- _What to work on_: Lines from the one containing "Parse this screenshot: output" to the end of the records, both ends included and exactly as written, are the whole answer, and no pictures go in it.

↓

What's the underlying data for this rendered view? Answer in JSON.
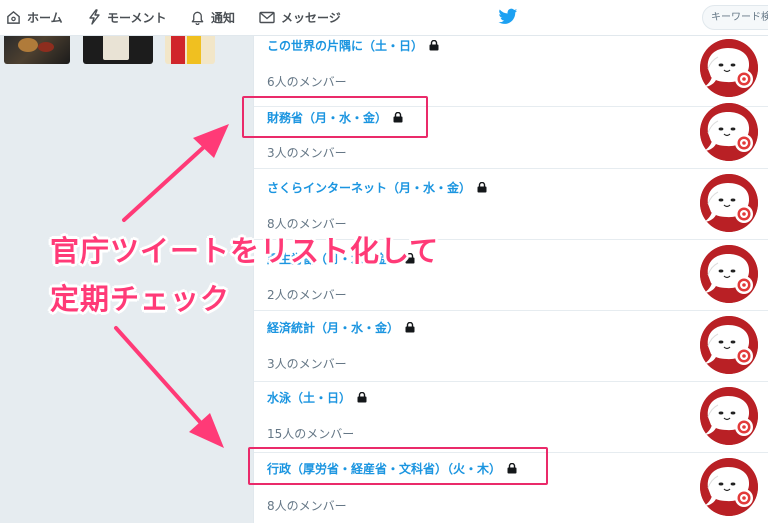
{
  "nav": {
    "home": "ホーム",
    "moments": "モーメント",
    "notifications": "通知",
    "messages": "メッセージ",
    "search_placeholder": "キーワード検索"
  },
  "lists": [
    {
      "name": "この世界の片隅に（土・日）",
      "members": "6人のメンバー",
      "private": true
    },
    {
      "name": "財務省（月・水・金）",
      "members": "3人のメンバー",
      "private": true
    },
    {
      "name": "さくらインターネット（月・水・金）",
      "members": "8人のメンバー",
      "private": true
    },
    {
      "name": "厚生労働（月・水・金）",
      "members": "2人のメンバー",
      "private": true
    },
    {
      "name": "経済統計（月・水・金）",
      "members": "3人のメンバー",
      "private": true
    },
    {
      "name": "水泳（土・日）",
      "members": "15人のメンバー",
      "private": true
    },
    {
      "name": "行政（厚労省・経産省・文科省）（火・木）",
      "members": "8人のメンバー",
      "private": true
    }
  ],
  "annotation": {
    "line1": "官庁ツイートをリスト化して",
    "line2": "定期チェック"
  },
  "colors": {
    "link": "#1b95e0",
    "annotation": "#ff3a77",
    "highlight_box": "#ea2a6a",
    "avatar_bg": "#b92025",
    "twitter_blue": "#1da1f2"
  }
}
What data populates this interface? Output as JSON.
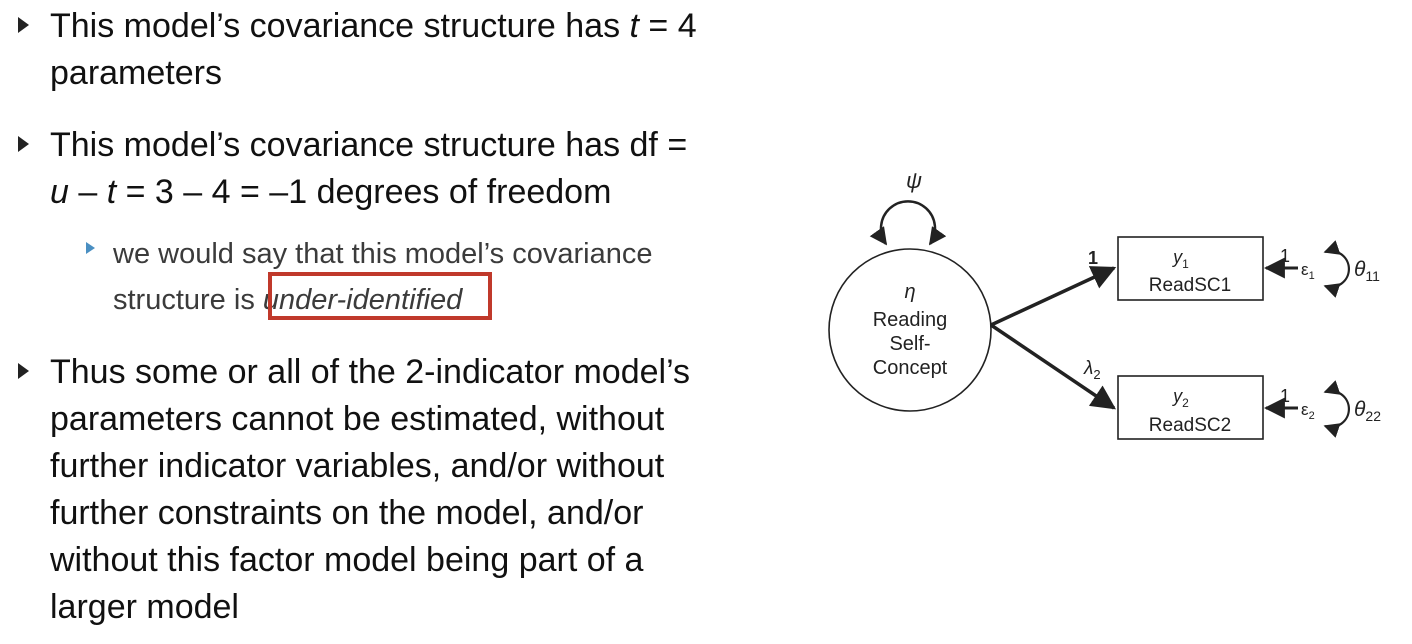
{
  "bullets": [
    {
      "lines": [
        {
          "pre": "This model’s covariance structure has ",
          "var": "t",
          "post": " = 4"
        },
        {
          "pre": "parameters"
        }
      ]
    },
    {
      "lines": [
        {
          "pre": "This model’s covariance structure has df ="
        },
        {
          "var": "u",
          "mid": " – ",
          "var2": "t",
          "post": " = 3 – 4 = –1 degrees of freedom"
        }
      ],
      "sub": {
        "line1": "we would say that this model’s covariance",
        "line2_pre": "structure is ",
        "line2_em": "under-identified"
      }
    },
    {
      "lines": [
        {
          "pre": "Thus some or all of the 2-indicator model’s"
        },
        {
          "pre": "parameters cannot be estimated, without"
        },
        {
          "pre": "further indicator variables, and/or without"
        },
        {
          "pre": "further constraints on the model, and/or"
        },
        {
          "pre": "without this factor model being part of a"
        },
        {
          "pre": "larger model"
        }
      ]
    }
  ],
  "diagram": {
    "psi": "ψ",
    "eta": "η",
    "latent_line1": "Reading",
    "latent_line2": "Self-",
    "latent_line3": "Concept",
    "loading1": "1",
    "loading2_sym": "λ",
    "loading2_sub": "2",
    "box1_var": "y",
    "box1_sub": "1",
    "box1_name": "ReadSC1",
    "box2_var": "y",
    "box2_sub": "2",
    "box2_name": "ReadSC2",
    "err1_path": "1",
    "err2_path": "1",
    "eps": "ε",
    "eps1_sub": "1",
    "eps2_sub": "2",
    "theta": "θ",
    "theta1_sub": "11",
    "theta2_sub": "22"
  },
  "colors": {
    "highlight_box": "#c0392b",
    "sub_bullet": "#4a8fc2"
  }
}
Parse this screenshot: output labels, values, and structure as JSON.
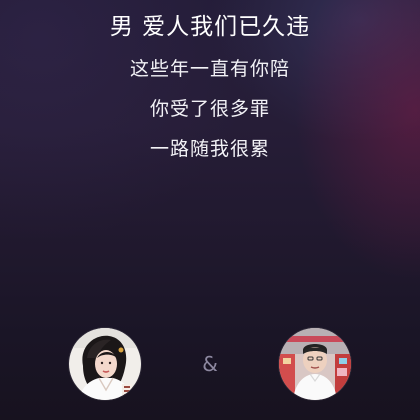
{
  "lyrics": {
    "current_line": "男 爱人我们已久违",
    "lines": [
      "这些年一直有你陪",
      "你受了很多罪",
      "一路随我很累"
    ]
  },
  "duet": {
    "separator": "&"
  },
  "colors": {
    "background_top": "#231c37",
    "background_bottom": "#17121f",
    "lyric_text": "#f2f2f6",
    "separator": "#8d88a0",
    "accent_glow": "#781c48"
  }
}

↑

- _Written solution_:
Parse this screenshot: output labels, values, and structure as JSON.
{
  "lyrics": {
    "current_line": "男 爱人我们已久违",
    "lines": [
      "这些年一直有你陪",
      "你受了很多罪",
      "一路随我很累"
    ]
  },
  "duet": {
    "separator": "&"
  },
  "colors": {
    "background_top": "#231c37",
    "background_bottom": "#17121f",
    "lyric_text": "#f2f2f6",
    "separator": "#8d88a0",
    "accent_glow": "#781c48"
  }
}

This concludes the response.